E-books have been disrupting the publishing industry, but the big players -- Amazon, Apple, and Barnes & Noble -- have dominated the field. Now a company led by an ex-Apple executive hopes to shake things up with the release of a new publishing tool and ecosystem.
The new software environment from San Francisco-based Inkling is called Habitat, and the company described it as "the most significant advance in publishing technology since the advent of desktop publishing in the 1980s." The -based product, now emerging from beta, offers professional publishers the ability to create and publish media-rich interactive content.
CEO Matt MacInnis said in a statement that, "to reinvent the book, we had to reinvent the printing press," offering the ability to target devices with format-specific interactive experiences -- and to do so at scale.
Error Reporting, Version Control
Two years ago, the company launched its first e-textbooks for Apple's iPad. Habitat expands on that by providing a platform that pushes updates to every target platform at once, including iOS, Web browsers, Android devices later this year, and to the Amazon, Apple, and Barnes & Noble digital bookstores.
Content teams can collaborate on a single project via the cloud-based environment. An object-oriented structure is designed to treat content as a software-based model instead of a page-based one, so that content can be addressed as individual units. Inkling said this approach was the result of the new offering being "the world's first strictly semantic publishing platform."
There is also automated error reporting, with a series of automated tests whenever content is being readied for publishing. Tests check for broken links, missing files and glossary problems, among other things.
In content as in software development, a big issue is version control. Habitat automatically saves every version of a project, and any team member can roll back changes at any point.
Content Delivery Platform

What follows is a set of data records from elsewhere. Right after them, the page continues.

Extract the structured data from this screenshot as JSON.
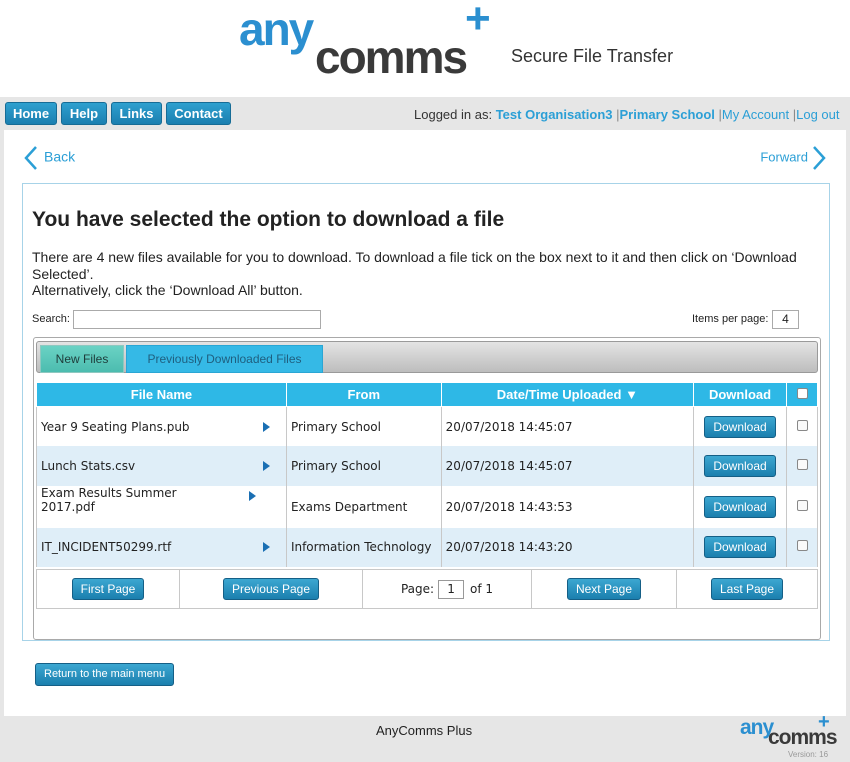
{
  "brand": {
    "logo_any": "any",
    "logo_comms": "comms",
    "logo_plus": "+",
    "tagline": "Secure File Transfer",
    "accent_color": "#2b9fd6"
  },
  "nav": {
    "items": [
      {
        "label": "Home"
      },
      {
        "label": "Help"
      },
      {
        "label": "Links"
      },
      {
        "label": "Contact"
      }
    ]
  },
  "login": {
    "prefix": "Logged in as:",
    "organisation": "Test Organisation3",
    "school": "Primary School",
    "my_account": "My Account",
    "log_out": "Log out",
    "separator": "|"
  },
  "navigation": {
    "back": "Back",
    "forward": "Forward"
  },
  "page": {
    "heading": "You have selected the option to download a file",
    "intro_line1": "There are 4 new files available for you to download. To download a file tick on the box next to it and then click on ‘Download Selected’.",
    "intro_line2": "Alternatively, click the ‘Download All’ button."
  },
  "search": {
    "label": "Search:",
    "value": ""
  },
  "items_per_page": {
    "label": "Items per page:",
    "value": "4"
  },
  "tabs": [
    {
      "label": "New Files",
      "active": true
    },
    {
      "label": "Previously Downloaded Files",
      "active": false
    }
  ],
  "table": {
    "headers": [
      "File Name",
      "From",
      "Date/Time Uploaded ▼",
      "Download"
    ],
    "rows": [
      {
        "file": "Year 9 Seating Plans.pub",
        "from": "Primary School",
        "uploaded": "20/07/2018 14:45:07",
        "action": "Download"
      },
      {
        "file": "Lunch Stats.csv",
        "from": "Primary School",
        "uploaded": "20/07/2018 14:45:07",
        "action": "Download"
      },
      {
        "file": "Exam Results Summer 2017.pdf",
        "from": "Exams Department",
        "uploaded": "20/07/2018 14:43:53",
        "action": "Download"
      },
      {
        "file": "IT_INCIDENT50299.rtf",
        "from": "Information Technology",
        "uploaded": "20/07/2018 14:43:20",
        "action": "Download"
      }
    ]
  },
  "pager": {
    "first": "First Page",
    "previous": "Previous Page",
    "page_label": "Page:",
    "page_value": "1",
    "of_label": "of 1",
    "next": "Next Page",
    "last": "Last Page"
  },
  "return_button": "Return to the main menu",
  "footer": {
    "text": "AnyComms Plus",
    "version": "Version: 16"
  }
}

In addition to the publishing tool, Inkling has also launched its Content Delivery Platform, which can be combed via search engines and offers samples of books for free. MacInnis has emphasized to news media that this platform is intended to provide an alternative specifically to Amazon, which he said "is killing the publishing industry."

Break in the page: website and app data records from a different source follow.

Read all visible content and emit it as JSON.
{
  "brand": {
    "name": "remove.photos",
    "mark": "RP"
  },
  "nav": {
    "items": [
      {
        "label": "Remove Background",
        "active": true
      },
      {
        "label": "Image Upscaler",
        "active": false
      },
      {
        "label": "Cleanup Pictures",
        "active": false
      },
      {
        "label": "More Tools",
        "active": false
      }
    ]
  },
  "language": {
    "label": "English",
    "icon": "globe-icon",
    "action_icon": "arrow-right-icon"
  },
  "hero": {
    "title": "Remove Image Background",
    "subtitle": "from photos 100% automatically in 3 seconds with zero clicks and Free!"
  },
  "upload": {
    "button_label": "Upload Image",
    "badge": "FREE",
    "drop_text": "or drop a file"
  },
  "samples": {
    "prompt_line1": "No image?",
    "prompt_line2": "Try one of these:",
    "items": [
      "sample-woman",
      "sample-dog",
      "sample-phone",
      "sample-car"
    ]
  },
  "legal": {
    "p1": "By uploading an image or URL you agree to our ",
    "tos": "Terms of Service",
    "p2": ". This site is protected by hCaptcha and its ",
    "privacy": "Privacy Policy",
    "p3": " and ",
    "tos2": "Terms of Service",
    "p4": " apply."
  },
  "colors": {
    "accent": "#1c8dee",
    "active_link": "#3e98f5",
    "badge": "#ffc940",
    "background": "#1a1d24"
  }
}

Amazon owns 60 percent of the e-book market. Inkling offers about 450 titles, and expects to have thousands by this time next year.
A big area of potential growth is the education market, particularly e-textbooks. E-textbooks have doubled in market share in the last two years to 6 percent in 2012, and some projections envision a 10 percent share this year. By 2020, e-textbooks could represent half of all such publications.
Michael Gartenberg, research director at Gartner, said there was "definitely room for more tools in this market to create e-books," especially if it offered new features or ease of use. But he said there were "lots of challenges" for another distribution platform to reach readers, particularly in light of e-book buyers' familiarity with the big players.